The Albanese Government has pledged to invest $4.1 billion to address the pressing economic challenges in Australia by providing high-quality training and education to the workforce. The government will allocate $3.7 billion for a five-year National Skills Agreement (NSA) that will be negotiated with states and territories. In addition, $400 million will be provided to support 300,000 TAFE and vocational education and training (VET) Fee-Free places.
The government’s investment clearly indicates its dedication to collaborating with states and territories to guarantee that the VET sector, with TAFE as its centrepiece, provides accessible education and training to equip Australians with the necessary skills for secure and well-paying jobs while also addressing skill shortages for employers.
The success of the negotiations for the National Skills Agreement (NSA) will push the Commonwealth’s investment in state and territory training systems amounting to $12.8 billion over a period of five years.
Following ten years of disagreement, the government is now seeking a suitable method with states and territories, inviting them to join in national stewardship in addressing agreed-upon national priorities and VET reform areas through a five-year NSA starting in January 2024.
Provided that negotiations are successful, the funds will be made available in accordance with the vision and guiding principles that were agreed upon at the National Cabinet before the Jobs and Skills Summit to support significant areas of reform.
The investment will support major reform areas, including:
A joint effort to ensure that Australian adults who lack language, literacy, numeracy, and digital skills can acquire crucial competencies for work, career advancement, and successful completion of vocational education training courses or apprenticeships. The absence of foundation skills is assumed to affect three million Australians.
300,000 Fee-Free TAFE courses
This will be offered in key sectors, such as aged care, disability support, veterans’ support, early childhood education, the clean economy, manufacturing, defence industries, construction, agriculture, hospitality, tourism, cybersecurity, and technology.
Closing the Gap for First Nation Students and Apprentices
Collaborating closely with First Nation communities, individuals, and training providers to facilitate skill development that caters to their needs and promotes their career prospects.
Women’s participation and gender equality
A collaborative approach to assist women in enroling and finishing VET courses and apprenticeships successfully.
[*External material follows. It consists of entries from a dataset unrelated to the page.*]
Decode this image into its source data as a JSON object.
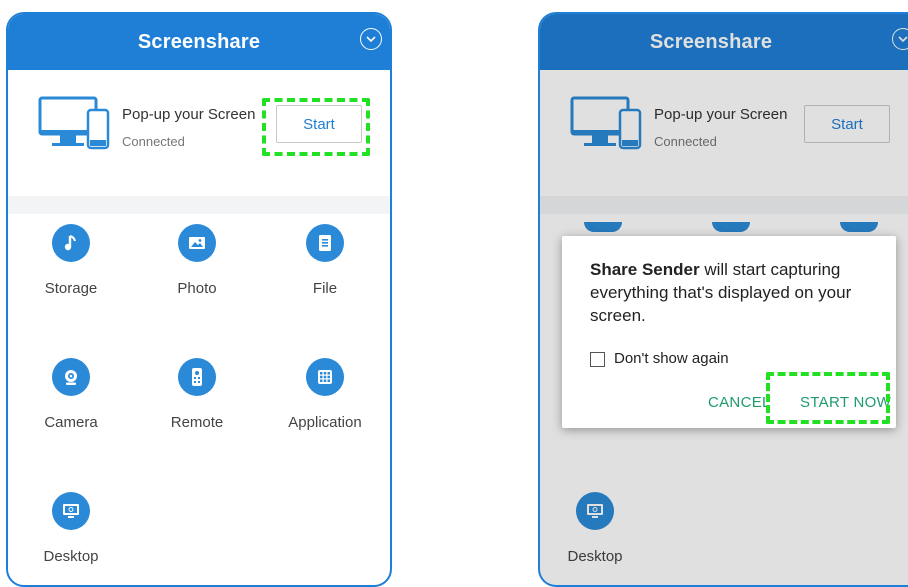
{
  "left_screen": {
    "title": "Screenshare",
    "pop_title": "Pop-up your Screen",
    "pop_status": "Connected",
    "start_label": "Start",
    "tiles": [
      {
        "label": "Storage",
        "icon": "music-note-icon"
      },
      {
        "label": "Photo",
        "icon": "image-icon"
      },
      {
        "label": "File",
        "icon": "file-icon"
      },
      {
        "label": "Camera",
        "icon": "webcam-icon"
      },
      {
        "label": "Remote",
        "icon": "remote-icon"
      },
      {
        "label": "Application",
        "icon": "grid-icon"
      },
      {
        "label": "Desktop",
        "icon": "monitor-icon"
      }
    ]
  },
  "right_screen": {
    "title": "Screenshare",
    "pop_title": "Pop-up your Screen",
    "pop_status": "Connected",
    "start_label": "Start",
    "dialog": {
      "app_name": "Share Sender",
      "message": " will start capturing everything that's displayed on your screen.",
      "checkbox_label": "Don't show again",
      "cancel_label": "CANCEL",
      "confirm_label": "START NOW"
    },
    "desktop_label": "Desktop"
  },
  "colors": {
    "brand_blue": "#1f7fd6",
    "highlight_green": "#22e022",
    "dialog_button": "#1e9b6c"
  }
}
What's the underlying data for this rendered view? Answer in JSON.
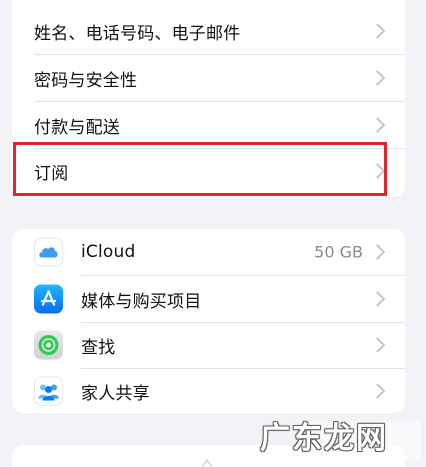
{
  "personal_group": {
    "items": [
      {
        "label": "姓名、电话号码、电子邮件"
      },
      {
        "label": "密码与安全性"
      },
      {
        "label": "付款与配送"
      },
      {
        "label": "订阅"
      }
    ]
  },
  "services_group": {
    "items": [
      {
        "label": "iCloud",
        "detail": "50 GB",
        "icon": "icloud-icon"
      },
      {
        "label": "媒体与购买项目",
        "icon": "app-store-icon"
      },
      {
        "label": "查找",
        "icon": "find-my-icon"
      },
      {
        "label": "家人共享",
        "icon": "family-sharing-icon"
      }
    ]
  },
  "watermark": {
    "text": "广东龙网"
  },
  "colors": {
    "background": "#f2f2f7",
    "highlight": "#e0262c",
    "chevron": "#c4c4c8"
  }
}
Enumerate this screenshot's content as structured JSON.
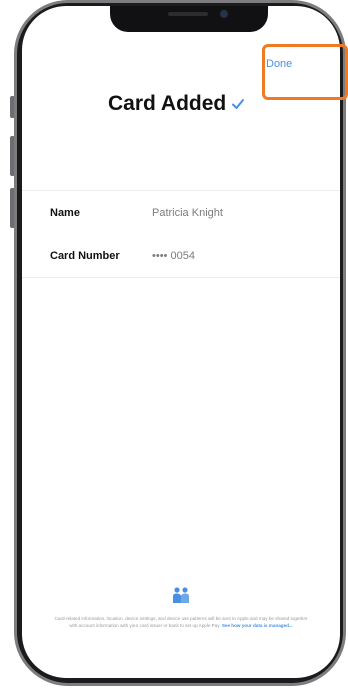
{
  "header": {
    "done_label": "Done"
  },
  "title": "Card Added",
  "details": {
    "name_label": "Name",
    "name_value": "Patricia Knight",
    "card_label": "Card Number",
    "card_value": "•••• 0054"
  },
  "footer": {
    "text": "Card-related information, location, device settings, and device use patterns will be sent to Apple and may be shared together with account information with your card issuer or bank to set up Apple Pay.",
    "link": "See how your data is managed..."
  },
  "colors": {
    "accent": "#4a90e2",
    "highlight": "#f07a24"
  },
  "icons": {
    "title_check": "checkmark-icon",
    "footer": "privacy-handshake-icon"
  }
}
The focus will be on obtaining skills in higher-paying jobs, specifically in male-dominated trades. Additionally, there will be an effort to encourage men to participate and acquire skills in areas that have traditionally had a higher representation of women, such as caregiving, to promote gender equality.
Completion rates and support
Improving completion rates and providing support for students who face barriers is a national priority aimed at enhancing the outcomes for VET students and apprentices, particularly those historically underrepresented in the workforce, including individuals with disabilities.
Centres of Excellence
TAFE Centres of Excellence will collaborate with industries, universities, and governments to tackle pressing issues in our economy. This includes the shift towards a green economy, manufacturing and national capability, as well as care and support.
VET Workforce capability
Together with the sector, a VET Workforce Blueprint will be created to reinforce the sector and assist a skilled VET workforce in delivering industry-specific and current curricula.
The Albanese Government has already made significant progress by delivering a 12-month agreement that created 180,000 Fee-Free TAFE and Vocational Education Training places this year, and this investment is poised to build upon those strides.
The shortage of skilled workers in Australia has become a crucial issue as the number of occupations facing this problem has increased significantly from 153 in 2021 to 286 in 2022. Additionally, 60% of the overall employment growth is comprised of jobs that require vocational education and training as the primary pathway.
It is vital for the Commonwealth, State, and the $4.1 billion investment to create more opportunities for Australians to upskill and reskill to fill skill gaps in the workforce and meet the demands of the changing economy. The investment will also help close the gap for First Nation students and apprentices and support women’s participation and gender equality in the VET sector.
The objective of this cooperative approach is to tackle agreed national priorities and VET reform areas by means of the five-year NSA starting from January 2024, provided that negotiations are successful.
Read more about the news on the investment here.